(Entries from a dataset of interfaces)
▬▬▬▬▬▬

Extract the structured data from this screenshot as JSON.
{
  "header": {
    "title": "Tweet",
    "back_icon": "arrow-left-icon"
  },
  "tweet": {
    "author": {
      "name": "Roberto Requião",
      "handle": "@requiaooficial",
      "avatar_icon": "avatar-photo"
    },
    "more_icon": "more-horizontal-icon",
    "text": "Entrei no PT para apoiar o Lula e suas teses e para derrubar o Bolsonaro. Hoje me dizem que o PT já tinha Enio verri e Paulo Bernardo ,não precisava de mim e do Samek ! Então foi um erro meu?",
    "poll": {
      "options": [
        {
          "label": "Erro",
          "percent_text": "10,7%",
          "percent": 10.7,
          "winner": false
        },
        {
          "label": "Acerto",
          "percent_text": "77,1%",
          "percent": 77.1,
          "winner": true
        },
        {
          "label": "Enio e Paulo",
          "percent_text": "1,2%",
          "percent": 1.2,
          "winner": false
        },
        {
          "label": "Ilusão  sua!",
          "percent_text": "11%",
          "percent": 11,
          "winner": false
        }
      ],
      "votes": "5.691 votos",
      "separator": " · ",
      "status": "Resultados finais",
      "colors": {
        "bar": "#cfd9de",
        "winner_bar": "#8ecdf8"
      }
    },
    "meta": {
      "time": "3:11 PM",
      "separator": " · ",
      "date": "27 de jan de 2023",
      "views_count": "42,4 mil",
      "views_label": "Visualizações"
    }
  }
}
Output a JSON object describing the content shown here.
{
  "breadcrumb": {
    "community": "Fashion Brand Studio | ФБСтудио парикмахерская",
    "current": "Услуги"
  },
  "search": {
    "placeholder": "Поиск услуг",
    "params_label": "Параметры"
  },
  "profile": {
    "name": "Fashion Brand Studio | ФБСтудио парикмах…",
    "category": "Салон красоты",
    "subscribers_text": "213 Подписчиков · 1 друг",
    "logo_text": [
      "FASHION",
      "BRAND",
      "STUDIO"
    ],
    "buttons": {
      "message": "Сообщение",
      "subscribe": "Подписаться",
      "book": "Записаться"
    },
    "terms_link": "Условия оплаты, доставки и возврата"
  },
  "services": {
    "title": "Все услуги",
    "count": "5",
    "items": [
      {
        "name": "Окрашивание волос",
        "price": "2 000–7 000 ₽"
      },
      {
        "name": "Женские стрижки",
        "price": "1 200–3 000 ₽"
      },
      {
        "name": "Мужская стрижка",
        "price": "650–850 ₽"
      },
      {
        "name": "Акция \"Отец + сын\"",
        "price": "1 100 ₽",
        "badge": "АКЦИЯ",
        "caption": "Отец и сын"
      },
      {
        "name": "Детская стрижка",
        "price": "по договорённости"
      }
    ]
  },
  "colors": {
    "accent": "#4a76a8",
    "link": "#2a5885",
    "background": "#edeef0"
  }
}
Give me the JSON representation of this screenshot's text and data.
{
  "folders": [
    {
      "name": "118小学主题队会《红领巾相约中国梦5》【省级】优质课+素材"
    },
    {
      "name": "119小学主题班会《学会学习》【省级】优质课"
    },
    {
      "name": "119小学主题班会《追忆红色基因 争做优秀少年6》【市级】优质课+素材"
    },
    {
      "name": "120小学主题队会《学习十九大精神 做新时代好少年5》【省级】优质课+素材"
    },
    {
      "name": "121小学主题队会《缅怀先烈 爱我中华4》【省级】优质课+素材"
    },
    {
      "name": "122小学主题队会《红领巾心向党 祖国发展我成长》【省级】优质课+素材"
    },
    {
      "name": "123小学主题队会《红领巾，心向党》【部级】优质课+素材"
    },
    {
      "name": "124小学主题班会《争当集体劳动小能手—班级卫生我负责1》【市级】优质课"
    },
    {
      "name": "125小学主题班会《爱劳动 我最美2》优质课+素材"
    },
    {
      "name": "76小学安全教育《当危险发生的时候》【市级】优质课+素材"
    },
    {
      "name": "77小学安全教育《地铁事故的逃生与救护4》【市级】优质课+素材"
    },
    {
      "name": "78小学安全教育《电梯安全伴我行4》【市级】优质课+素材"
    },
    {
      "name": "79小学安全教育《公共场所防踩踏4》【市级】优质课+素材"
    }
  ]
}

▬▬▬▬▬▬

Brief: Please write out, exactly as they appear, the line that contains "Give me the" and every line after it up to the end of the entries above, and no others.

Written response:
Give me the JSON representation of this screenshot's text and data.
{
  "folders": [
    {
      "name": "118小学主题队会《红领巾相约中国梦5》【省级】优质课+素材"
    },
    {
      "name": "119小学主题班会《学会学习》【省级】优质课"
    },
    {
      "name": "119小学主题班会《追忆红色基因 争做优秀少年6》【市级】优质课+素材"
    },
    {
      "name": "120小学主题队会《学习十九大精神 做新时代好少年5》【省级】优质课+素材"
    },
    {
      "name": "121小学主题队会《缅怀先烈 爱我中华4》【省级】优质课+素材"
    },
    {
      "name": "122小学主题队会《红领巾心向党 祖国发展我成长》【省级】优质课+素材"
    },
    {
      "name": "123小学主题队会《红领巾，心向党》【部级】优质课+素材"
    },
    {
      "name": "124小学主题班会《争当集体劳动小能手—班级卫生我负责1》【市级】优质课"
    },
    {
      "name": "125小学主题班会《爱劳动 我最美2》优质课+素材"
    },
    {
      "name": "76小学安全教育《当危险发生的时候》【市级】优质课+素材"
    },
    {
      "name": "77小学安全教育《地铁事故的逃生与救护4》【市级】优质课+素材"
    },
    {
      "name": "78小学安全教育《电梯安全伴我行4》【市级】优质课+素材"
    },
    {
      "name": "79小学安全教育《公共场所防踩踏4》【市级】优质课+素材"
    }
  ]
}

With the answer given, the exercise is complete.